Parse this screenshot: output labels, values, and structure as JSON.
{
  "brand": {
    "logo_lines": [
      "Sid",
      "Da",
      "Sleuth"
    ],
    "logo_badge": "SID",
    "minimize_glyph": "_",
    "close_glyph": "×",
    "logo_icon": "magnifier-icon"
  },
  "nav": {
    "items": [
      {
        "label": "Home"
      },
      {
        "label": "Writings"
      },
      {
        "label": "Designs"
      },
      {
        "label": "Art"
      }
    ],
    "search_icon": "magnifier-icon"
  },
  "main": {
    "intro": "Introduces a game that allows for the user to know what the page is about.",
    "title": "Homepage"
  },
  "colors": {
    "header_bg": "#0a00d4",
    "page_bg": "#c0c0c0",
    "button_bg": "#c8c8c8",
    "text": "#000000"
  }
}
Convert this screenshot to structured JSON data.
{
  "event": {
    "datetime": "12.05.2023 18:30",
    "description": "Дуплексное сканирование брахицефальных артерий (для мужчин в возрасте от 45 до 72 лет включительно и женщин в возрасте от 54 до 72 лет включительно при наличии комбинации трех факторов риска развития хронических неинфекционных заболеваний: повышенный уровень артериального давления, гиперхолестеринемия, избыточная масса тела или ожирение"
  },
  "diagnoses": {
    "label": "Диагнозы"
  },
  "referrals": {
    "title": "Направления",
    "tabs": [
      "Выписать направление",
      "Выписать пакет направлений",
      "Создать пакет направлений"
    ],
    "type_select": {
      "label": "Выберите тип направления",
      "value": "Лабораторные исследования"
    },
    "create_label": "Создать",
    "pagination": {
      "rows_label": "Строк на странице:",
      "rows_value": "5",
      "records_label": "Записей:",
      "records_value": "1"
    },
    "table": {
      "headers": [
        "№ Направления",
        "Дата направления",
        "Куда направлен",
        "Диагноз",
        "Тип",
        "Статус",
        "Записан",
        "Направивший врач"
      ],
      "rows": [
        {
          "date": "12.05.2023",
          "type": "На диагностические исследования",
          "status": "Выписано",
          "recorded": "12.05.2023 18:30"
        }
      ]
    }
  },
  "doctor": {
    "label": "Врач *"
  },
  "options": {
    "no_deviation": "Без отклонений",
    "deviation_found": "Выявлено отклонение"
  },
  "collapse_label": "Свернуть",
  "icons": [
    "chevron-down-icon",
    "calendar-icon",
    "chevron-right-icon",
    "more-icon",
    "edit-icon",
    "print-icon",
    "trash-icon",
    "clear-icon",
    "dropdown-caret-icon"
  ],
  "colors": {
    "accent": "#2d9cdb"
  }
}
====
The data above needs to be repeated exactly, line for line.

Parse this screenshot: output labels, values, and structure as JSON.
{
  "brand": {
    "logo_lines": [
      "Sid",
      "Da",
      "Sleuth"
    ],
    "logo_badge": "SID",
    "minimize_glyph": "_",
    "close_glyph": "×",
    "logo_icon": "magnifier-icon"
  },
  "nav": {
    "items": [
      {
        "label": "Home"
      },
      {
        "label": "Writings"
      },
      {
        "label": "Designs"
      },
      {
        "label": "Art"
      }
    ],
    "search_icon": "magnifier-icon"
  },
  "main": {
    "intro": "Introduces a game that allows for the user to know what the page is about.",
    "title": "Homepage"
  },
  "colors": {
    "header_bg": "#0a00d4",
    "page_bg": "#c0c0c0",
    "button_bg": "#c8c8c8",
    "text": "#000000"
  }
}
Convert this screenshot to structured JSON data.
{
  "event": {
    "datetime": "12.05.2023 18:30",
    "description": "Дуплексное сканирование брахицефальных артерий (для мужчин в возрасте от 45 до 72 лет включительно и женщин в возрасте от 54 до 72 лет включительно при наличии комбинации трех факторов риска развития хронических неинфекционных заболеваний: повышенный уровень артериального давления, гиперхолестеринемия, избыточная масса тела или ожирение"
  },
  "diagnoses": {
    "label": "Диагнозы"
  },
  "referrals": {
    "title": "Направления",
    "tabs": [
      "Выписать направление",
      "Выписать пакет направлений",
      "Создать пакет направлений"
    ],
    "type_select": {
      "label": "Выберите тип направления",
      "value": "Лабораторные исследования"
    },
    "create_label": "Создать",
    "pagination": {
      "rows_label": "Строк на странице:",
      "rows_value": "5",
      "records_label": "Записей:",
      "records_value": "1"
    },
    "table": {
      "headers": [
        "№ Направления",
        "Дата направления",
        "Куда направлен",
        "Диагноз",
        "Тип",
        "Статус",
        "Записан",
        "Направивший врач"
      ],
      "rows": [
        {
          "date": "12.05.2023",
          "type": "На диагностические исследования",
          "status": "Выписано",
          "recorded": "12.05.2023 18:30"
        }
      ]
    }
  },
  "doctor": {
    "label": "Врач *"
  },
  "options": {
    "no_deviation": "Без отклонений",
    "deviation_found": "Выявлено отклонение"
  },
  "collapse_label": "Свернуть",
  "icons": [
    "chevron-down-icon",
    "calendar-icon",
    "chevron-right-icon",
    "more-icon",
    "edit-icon",
    "print-icon",
    "trash-icon",
    "clear-icon",
    "dropdown-caret-icon"
  ],
  "colors": {
    "accent": "#2d9cdb"
  }
}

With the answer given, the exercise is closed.